#### [DATA LISTING]
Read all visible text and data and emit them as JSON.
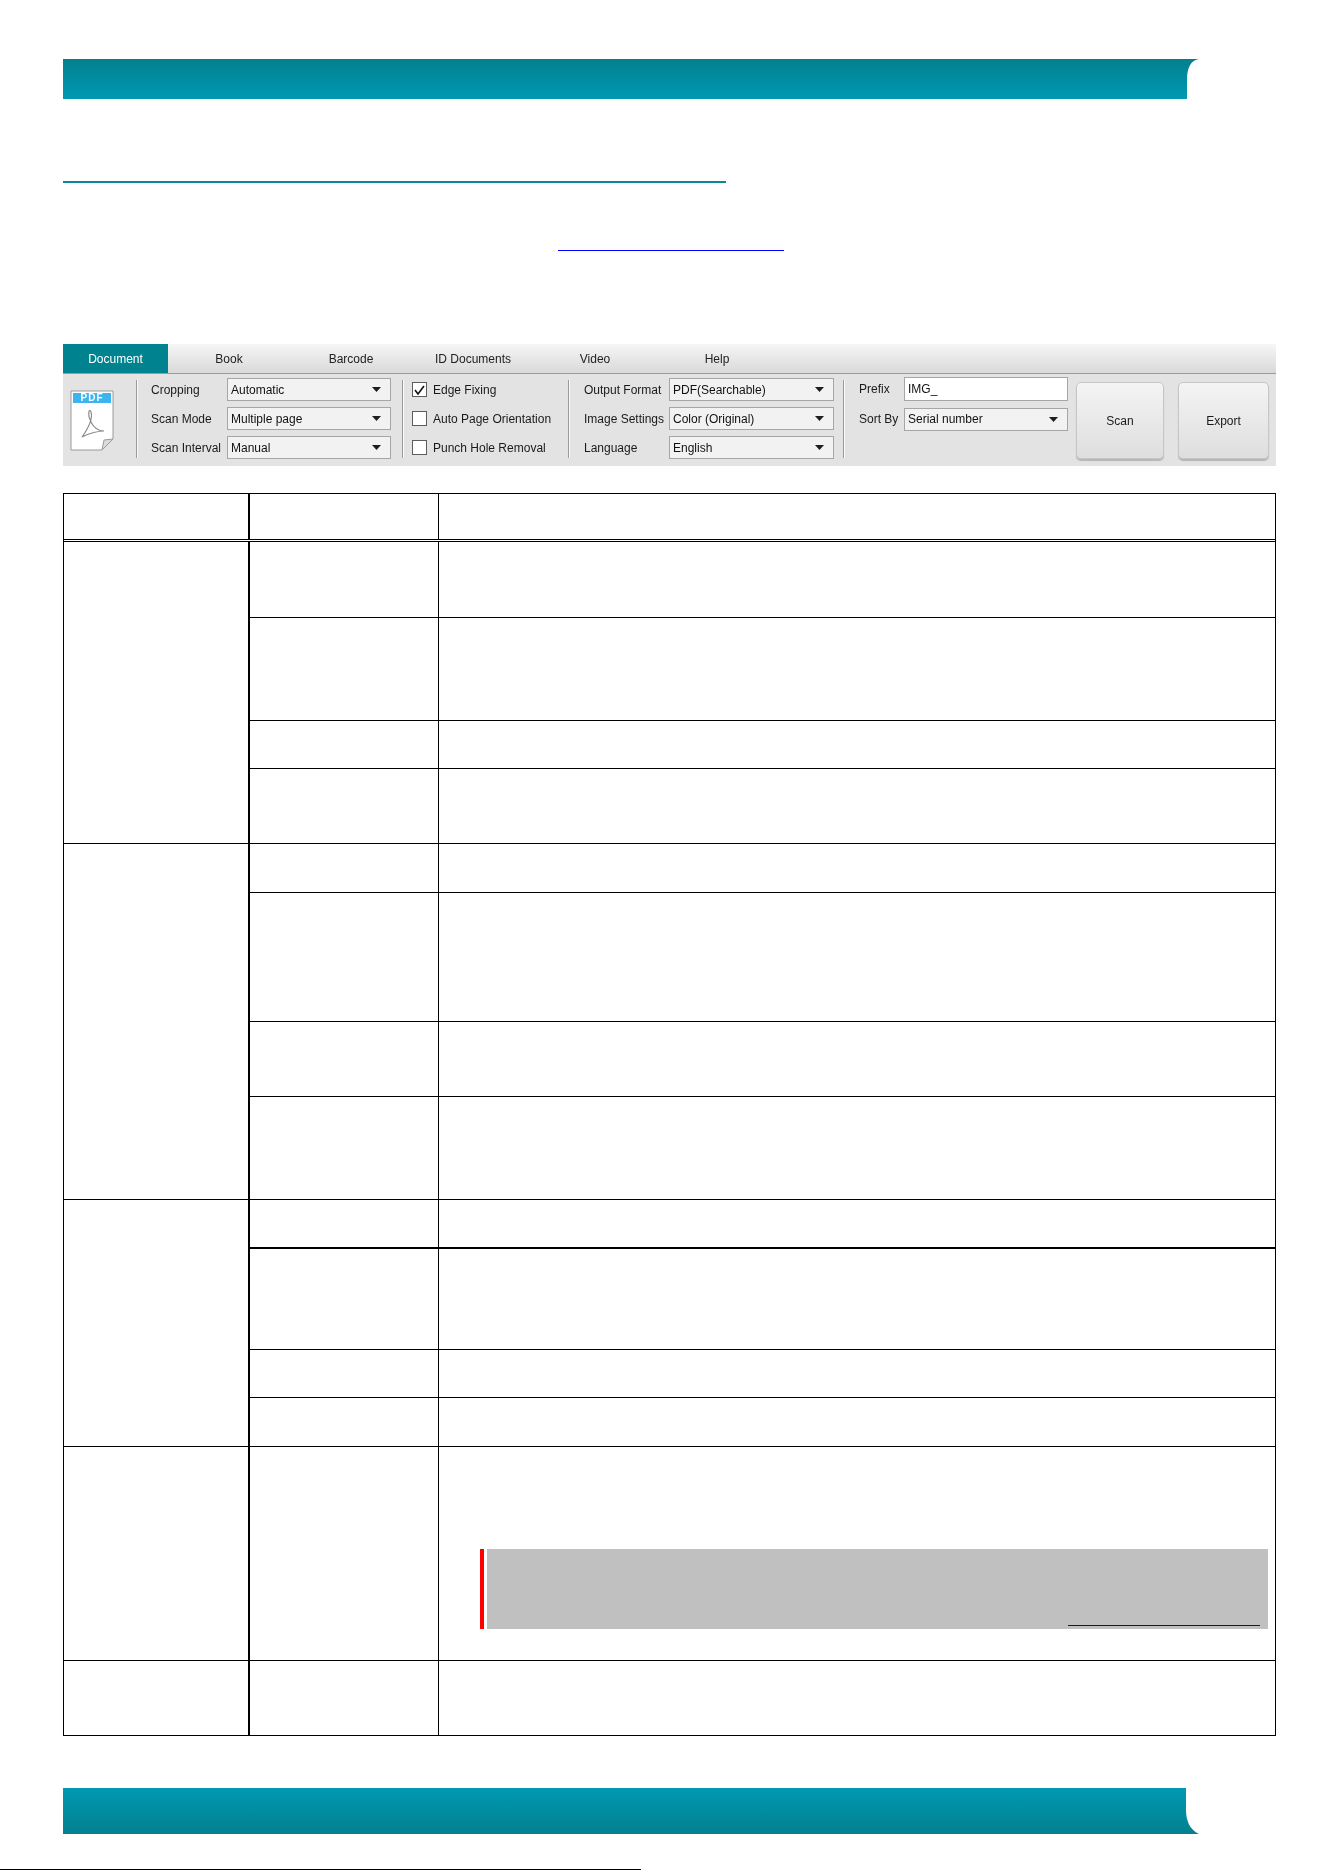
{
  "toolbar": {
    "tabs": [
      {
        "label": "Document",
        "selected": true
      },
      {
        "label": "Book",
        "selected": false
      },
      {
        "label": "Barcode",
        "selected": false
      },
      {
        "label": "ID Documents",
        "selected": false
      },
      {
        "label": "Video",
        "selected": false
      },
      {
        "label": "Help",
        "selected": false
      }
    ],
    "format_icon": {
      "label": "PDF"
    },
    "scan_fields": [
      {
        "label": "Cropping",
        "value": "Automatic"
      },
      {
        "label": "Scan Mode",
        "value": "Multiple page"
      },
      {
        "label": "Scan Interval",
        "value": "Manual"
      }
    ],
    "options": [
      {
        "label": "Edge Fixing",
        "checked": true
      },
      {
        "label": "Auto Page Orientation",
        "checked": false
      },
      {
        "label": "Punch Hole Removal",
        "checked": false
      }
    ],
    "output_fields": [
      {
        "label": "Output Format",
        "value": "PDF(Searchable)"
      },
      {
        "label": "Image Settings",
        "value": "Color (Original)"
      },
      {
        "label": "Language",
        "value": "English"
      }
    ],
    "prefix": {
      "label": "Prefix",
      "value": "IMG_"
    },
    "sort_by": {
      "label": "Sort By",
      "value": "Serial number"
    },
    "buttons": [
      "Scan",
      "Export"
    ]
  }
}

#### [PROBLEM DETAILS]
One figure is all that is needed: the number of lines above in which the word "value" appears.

#### [OUTPUT]
8